Words from a previously unknown language have been discovered on an ancient clay tablet in Turkey. Archaeologists unearthed the tablet during excavations at Bogazköy-Hattusha in north-central Turkey, which is currently a UNESCO World Heritage site.
A public research university in Germany, Julius-Maximilians Universität Würzburg, verified that the language inscribed on the tablet can be traced back to the Indo-European family.
The dig was led by Dr. Andreas Schachner, an archaeologist and professor at the German Archaeological Institute. Under the guidance of the German Archaeological Institute, excavations have been conducted at Bogazköy-Hattusha for over a hundred years.
Bogazköy-Hattusha was once the capital of the Hittite Empire, which ruled over a significant portion of what is now known as modern-day Turkey and Syria from about 1600 B.C. to 1200 B.C.
Thousands of clay tablets have been found at the site, revealing valuable information on what life was like during the Hittite period.
The inscriptions on the tablets are written in cuneiform, which is considered to be the oldest writing system known to date. The script was created more than 5,000 years ago by the ancient Sumerians in Mesopotamia.

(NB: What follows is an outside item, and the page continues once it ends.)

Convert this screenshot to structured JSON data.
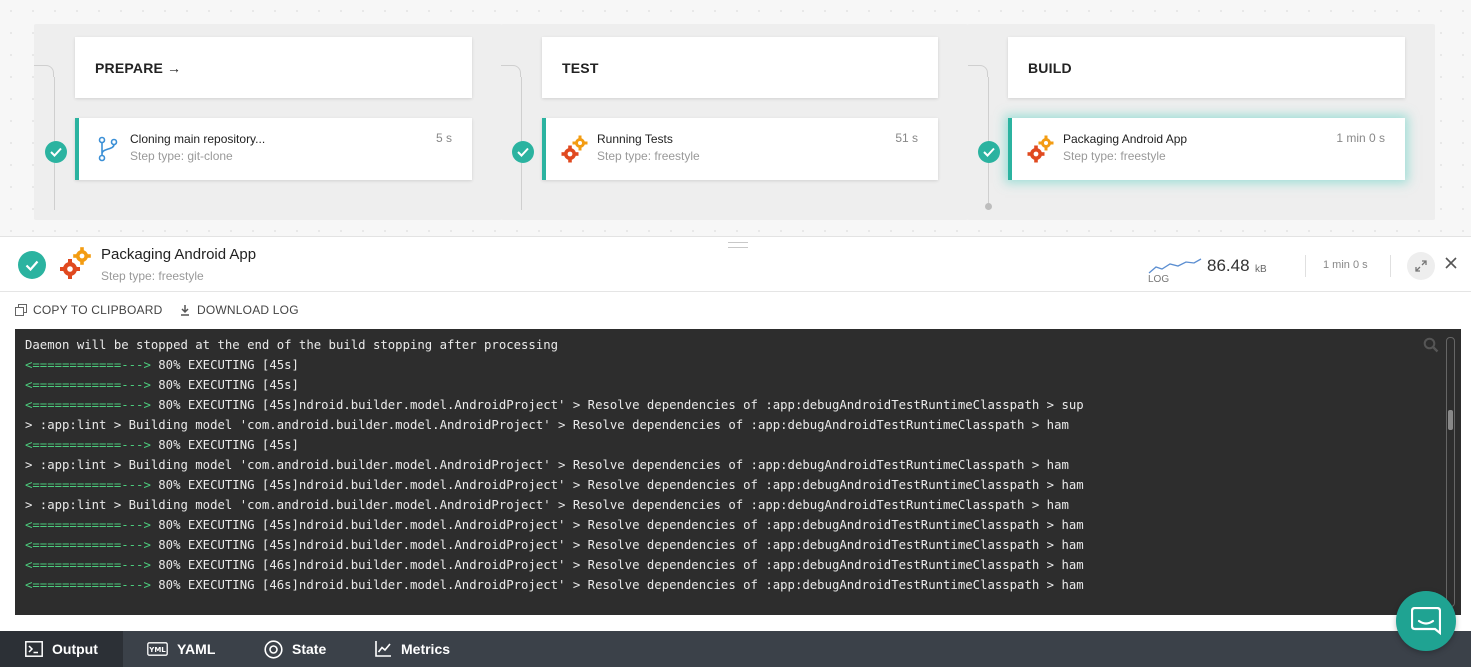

The majority of the tablets contain etchings in the Hittite language, now extinct. The Hittite language is believed to be the oldest tongue in the Indo-European family. Some other languages found on the tablets include Luwian and Palaic.

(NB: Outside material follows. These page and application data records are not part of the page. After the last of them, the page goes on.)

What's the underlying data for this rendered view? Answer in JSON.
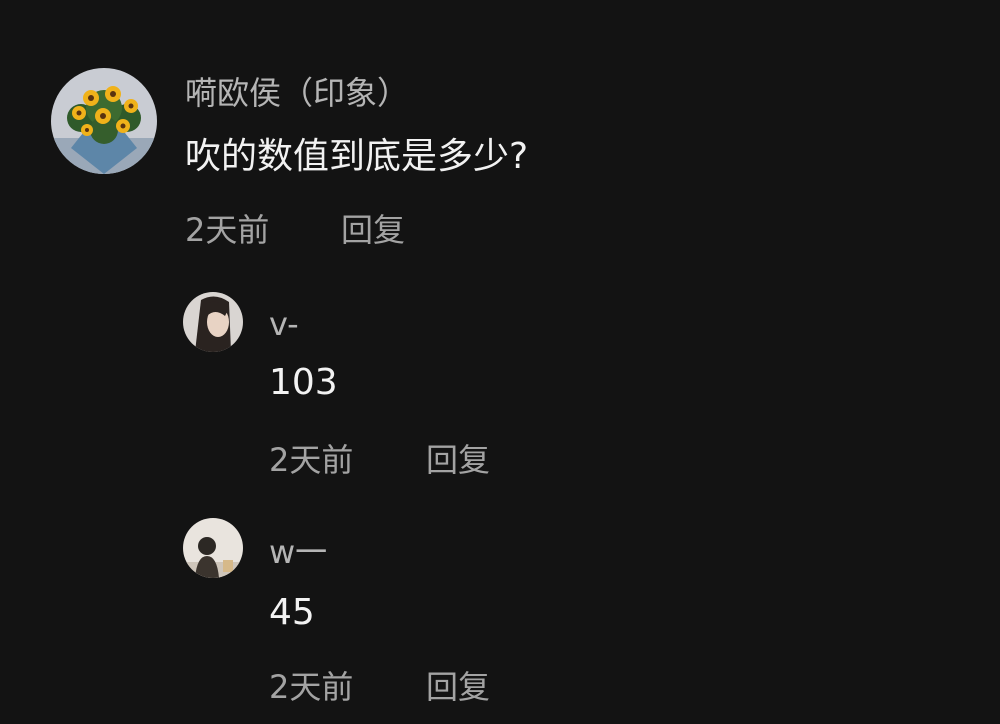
{
  "comments": [
    {
      "username": "嗬欧侯（印象）",
      "text": "吹的数值到底是多少?",
      "time": "2天前",
      "reply_label": "回复",
      "avatar_icon": "sunflower-bouquet-avatar"
    },
    {
      "username": "v-",
      "text": "103",
      "time": "2天前",
      "reply_label": "回复",
      "avatar_icon": "girl-portrait-avatar"
    },
    {
      "username": "w一",
      "text": "45",
      "time": "2天前",
      "reply_label": "回复",
      "avatar_icon": "person-silhouette-avatar"
    }
  ],
  "colors": {
    "background": "#131313",
    "text_primary": "#f2f2f2",
    "text_secondary": "#a3a3a3",
    "username": "#b5b5b5"
  }
}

However, the tablet that was discovered in the most recent excavations was written in a language that experts had never seen before.
The words in the lost language were also written in cuneiform and were from a religious ritual. They were accompanied by an introduction in Hittite, explaining that it was a ritual text.